NAIFA Backs FINRA Examination of SEC-Registered Investment Advisers
FALLS CHURCH, VA (July 27, 2011) —The Board of Trustees of the National Association of Insurance and Financial Advisors (NAIFA) has voted unanimously to recommend that the Financial Industry Regulatory Authority (FINRA) serve as the self-regulatory organization (SRO) to conduct examinations of Securities and Exchange Commission-registered investment advisers.
In response to a directive in the Dodd-Frank Act, the SEC issued a staff study earlier this year about enhancing the investment adviser exam process and offered three options: authorize one or more SROs to examine advisers, impose fees on advisers to fund SEC exams, or authorize FINRA to examine dually registered advisers.
NAIFA believes the most efficient, cost-effective answer is to authorize FINRA to conduct all RIA exams. FINRA is already subject to SEC oversight, and it would be easier for FINRA to expand its current, substantial examination capabilities to cover RIAs than it would be to establish new SROs or significantly increase SEC exam programs.
“NAIFA supports reasonable examinations to ensure that financial professionals are complying with the law. Statistics have made it very clear that investment adviser examinations are not occurring with sufficient frequency. Because NAIFA members are already subject to comprehensive broker-dealer regulations, engaging FINRA to examine SEC-registered investment advisers will be the most efficient option for dually-registered NAIFA Members” said NAIFA President Terry K. Headley.
In written comments to the SEC on a related Dodd-Frank subject, NAIFA reported that FINRA examines 55 percent of broker-dealers each year. In contrast, the SEC has reported that only 9 percent of RIAs face SEC examinations annually and a full one-third of RIAs have never been examined. The SEC has stated that it lacks the necessary funding to effectively increase its oversight and examination of RIAs.
NAIFA’s comments were written in response to the Dodd-Frank requirement that the SEC examine how the suitability standard governing broker-dealers is applied and enforced relative to the fiduciary standard governing investment advisers.
Approximately 27 percent of NAIFA members are investment adviser representatives according to a survey conducted by LIMRA International. Of these, nearly all are dually-registered as registered representatives of broker-dealers, and thus, already subject to FINRA regulatory oversight. Only 1 percent of NAIFA members are registered investment advisers not currently under FINRA’s regulatory jurisdiction.
In addition, most NAIFA members are community-based small business owners, who provide affordable insurance and financial services to the middle-income market. They are also some of the most comprehensively regulated individuals in the financial services industry.

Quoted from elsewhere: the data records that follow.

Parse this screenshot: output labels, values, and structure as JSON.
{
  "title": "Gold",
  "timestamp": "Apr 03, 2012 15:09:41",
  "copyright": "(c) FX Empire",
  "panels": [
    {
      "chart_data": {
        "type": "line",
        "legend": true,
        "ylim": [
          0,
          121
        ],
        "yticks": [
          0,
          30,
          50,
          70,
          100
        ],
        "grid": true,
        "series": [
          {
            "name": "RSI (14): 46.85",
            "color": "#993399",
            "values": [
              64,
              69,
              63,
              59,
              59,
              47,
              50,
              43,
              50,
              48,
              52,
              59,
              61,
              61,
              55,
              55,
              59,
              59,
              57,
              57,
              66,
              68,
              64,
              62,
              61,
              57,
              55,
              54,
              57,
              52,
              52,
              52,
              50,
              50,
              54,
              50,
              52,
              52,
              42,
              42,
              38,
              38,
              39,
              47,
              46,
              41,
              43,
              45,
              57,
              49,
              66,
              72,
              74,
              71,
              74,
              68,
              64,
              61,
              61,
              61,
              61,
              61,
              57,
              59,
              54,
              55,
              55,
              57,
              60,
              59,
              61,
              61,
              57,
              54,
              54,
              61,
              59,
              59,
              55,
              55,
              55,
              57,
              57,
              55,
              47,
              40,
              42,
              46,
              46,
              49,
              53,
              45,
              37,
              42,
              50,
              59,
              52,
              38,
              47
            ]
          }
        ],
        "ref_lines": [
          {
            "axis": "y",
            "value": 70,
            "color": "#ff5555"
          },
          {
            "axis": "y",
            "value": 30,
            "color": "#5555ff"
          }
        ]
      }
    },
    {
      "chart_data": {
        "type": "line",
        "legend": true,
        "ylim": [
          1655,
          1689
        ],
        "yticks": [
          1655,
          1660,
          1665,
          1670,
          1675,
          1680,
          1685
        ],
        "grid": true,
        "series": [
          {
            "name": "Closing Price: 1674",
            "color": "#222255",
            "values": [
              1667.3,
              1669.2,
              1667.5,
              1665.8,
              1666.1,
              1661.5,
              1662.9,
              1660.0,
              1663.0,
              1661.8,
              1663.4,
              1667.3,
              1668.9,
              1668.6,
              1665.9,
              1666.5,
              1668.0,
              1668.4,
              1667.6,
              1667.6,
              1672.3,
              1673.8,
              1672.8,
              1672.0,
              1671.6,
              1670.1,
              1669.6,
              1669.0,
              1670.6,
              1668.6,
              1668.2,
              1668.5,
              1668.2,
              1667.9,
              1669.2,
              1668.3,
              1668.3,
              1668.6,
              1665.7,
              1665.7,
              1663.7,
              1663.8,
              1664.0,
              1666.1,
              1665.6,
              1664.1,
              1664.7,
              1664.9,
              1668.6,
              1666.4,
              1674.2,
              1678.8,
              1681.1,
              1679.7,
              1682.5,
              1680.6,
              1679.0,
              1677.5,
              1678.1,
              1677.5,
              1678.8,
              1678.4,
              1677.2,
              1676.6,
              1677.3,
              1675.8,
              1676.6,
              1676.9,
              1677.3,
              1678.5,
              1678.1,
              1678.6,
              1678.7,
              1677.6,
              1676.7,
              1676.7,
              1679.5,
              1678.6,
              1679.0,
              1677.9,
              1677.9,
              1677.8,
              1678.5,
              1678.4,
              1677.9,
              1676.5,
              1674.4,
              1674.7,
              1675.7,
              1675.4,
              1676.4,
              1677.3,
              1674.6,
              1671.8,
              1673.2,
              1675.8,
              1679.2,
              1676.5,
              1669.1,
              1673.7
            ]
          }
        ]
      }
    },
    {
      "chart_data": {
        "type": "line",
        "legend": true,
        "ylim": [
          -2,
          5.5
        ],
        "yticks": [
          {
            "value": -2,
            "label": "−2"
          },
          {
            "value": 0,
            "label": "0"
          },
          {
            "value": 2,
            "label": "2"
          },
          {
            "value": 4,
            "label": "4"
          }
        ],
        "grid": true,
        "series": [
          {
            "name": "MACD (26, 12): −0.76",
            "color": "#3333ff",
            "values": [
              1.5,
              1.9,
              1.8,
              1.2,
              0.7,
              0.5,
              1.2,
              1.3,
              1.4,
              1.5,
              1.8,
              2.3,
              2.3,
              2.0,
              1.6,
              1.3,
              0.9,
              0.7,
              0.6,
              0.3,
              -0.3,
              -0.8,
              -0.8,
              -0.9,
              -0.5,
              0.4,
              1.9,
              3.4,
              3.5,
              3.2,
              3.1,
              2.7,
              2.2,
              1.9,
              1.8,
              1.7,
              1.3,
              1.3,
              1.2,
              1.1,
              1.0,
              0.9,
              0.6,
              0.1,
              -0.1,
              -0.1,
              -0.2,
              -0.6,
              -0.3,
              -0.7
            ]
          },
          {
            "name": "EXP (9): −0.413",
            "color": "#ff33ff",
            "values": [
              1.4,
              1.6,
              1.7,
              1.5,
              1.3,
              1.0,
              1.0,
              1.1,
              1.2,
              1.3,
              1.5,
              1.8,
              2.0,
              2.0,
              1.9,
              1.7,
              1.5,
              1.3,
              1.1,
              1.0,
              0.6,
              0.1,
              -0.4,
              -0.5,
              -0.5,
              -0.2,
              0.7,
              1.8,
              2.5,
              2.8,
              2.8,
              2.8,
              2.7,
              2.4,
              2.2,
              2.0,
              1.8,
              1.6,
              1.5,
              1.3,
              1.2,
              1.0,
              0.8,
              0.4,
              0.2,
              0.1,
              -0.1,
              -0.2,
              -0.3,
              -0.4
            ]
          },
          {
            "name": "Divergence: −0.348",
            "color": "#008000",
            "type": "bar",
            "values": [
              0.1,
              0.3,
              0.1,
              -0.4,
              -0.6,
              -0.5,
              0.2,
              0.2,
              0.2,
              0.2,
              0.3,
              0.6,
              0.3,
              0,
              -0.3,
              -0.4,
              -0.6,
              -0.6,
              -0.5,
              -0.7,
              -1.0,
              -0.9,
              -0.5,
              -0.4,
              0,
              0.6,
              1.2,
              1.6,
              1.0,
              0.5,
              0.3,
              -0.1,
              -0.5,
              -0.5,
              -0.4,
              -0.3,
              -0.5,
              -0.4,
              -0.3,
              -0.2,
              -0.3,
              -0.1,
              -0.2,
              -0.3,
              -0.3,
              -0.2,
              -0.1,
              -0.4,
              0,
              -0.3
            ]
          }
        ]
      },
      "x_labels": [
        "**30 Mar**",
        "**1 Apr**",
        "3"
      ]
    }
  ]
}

“Our goal in supporting FINRA as the SRO is to achieve efficiencies and avoid unnecessary duplication in the examination of dually-registered NAIFA Members,” Headley said. “Simultaneous broker-dealer and registered investment adviser examinations would be less burdensome and intrusive than having to submit to different exams at different times in order to comply with different regulators. It just makes sense, in order to achieve cost-effectiveness and reduce the potential for an overlapping examination process.”
About NAIFA: NAIFA comprises more than 600 state and local associations representing the interests of approximately 200,000 agents and their associates nationwide. NAIFA members focus their practices on one or more of the following: life insurance and annuities, health insurance and employee benefits, multiline, and financial advising and investments. The Association’s mission is to advocate for a positive legislative and regulatory environment, enhance business and professional skills, and promote the ethical conduct of its members.